A Framework to Simulate Molecular Collisions

09 January 2024, Version 1
This content is a preprint and has not undergone peer review at the time of posting.
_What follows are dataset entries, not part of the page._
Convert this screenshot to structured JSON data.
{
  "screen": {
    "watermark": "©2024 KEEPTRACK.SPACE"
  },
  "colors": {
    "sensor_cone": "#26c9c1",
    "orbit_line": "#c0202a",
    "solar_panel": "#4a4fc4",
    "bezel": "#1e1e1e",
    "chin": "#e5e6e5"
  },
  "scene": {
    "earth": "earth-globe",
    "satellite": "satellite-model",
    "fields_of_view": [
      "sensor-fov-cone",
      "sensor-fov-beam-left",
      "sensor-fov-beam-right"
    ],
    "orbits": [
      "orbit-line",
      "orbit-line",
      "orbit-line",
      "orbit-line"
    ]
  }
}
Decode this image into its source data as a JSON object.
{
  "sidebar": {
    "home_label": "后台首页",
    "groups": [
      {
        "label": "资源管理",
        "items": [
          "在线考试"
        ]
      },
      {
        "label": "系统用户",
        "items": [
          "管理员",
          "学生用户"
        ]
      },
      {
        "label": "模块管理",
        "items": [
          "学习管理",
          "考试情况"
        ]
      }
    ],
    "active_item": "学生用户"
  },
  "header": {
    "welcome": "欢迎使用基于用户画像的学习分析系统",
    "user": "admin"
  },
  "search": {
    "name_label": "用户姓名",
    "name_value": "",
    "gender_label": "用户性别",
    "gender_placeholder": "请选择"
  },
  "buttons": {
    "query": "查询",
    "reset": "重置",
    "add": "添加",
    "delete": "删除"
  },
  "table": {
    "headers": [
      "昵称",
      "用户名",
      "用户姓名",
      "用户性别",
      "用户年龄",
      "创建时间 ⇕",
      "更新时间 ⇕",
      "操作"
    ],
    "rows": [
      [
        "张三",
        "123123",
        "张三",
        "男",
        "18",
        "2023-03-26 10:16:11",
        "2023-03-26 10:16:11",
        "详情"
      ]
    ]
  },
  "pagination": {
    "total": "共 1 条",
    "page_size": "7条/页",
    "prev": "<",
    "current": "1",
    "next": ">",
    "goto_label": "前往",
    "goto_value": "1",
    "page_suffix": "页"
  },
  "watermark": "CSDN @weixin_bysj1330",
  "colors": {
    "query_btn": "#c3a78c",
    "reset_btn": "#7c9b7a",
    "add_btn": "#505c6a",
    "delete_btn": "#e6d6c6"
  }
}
Although usually ignored for a more intuitive macroscopic understanding, molecular collisions are the foundation of almost every chemical event - from chemical reactions to transport phenomena. On the molecular level, a chemical reaction is an exchange (or sometimes knocking off) of atoms between molecules as a result of energetically significant collisions. The current simulation paradigm is based on simulating bulks of molecules, requiring high computational resources. In such simulations sometimes the molecules are not allowed to react, as in the case of classical MD, or require a significant amount of computational resources and time to conclude, as in the case of ab initio MD. Without any fine-tuning to allow a more outcome-oriented approach, the results of such simulations require even more computational resources and sometimes human effort to analyze for meaningful results. To answer these limitations, a novel methodology is developed based on a more fine-tuned approach for simulations. Its Python implementation based on current state-of-the-art libraries and supporting applications based on globally accessible web technologies is presented as a software framework. focuses on fine-tuning the collision parameters before running the simulation. Individual linear velocities, positions, and orientations of the molecules can be defined as well as the impact points on each molecule. Our framework is based on ASE - a computational chemistry library for Python and consists of a web application to design the collisions in detail.


molecular collision simulation
reaction prediction
reaction intermediate

Supplementary weblinks


Comments are not moderated before they are posted, but they can be removed by the site moderators if they are found to be in contravention of our Commenting Policy [opens in a new tab] - please read this policy before you post. Comments should be used for scholarly discussion of the content in question. You can find more information about how to use the commenting feature here [opens in a new tab] .
This site is protected by reCAPTCHA and the Google Privacy Policy [opens in a new tab] and Terms of Service [opens in a new tab] apply.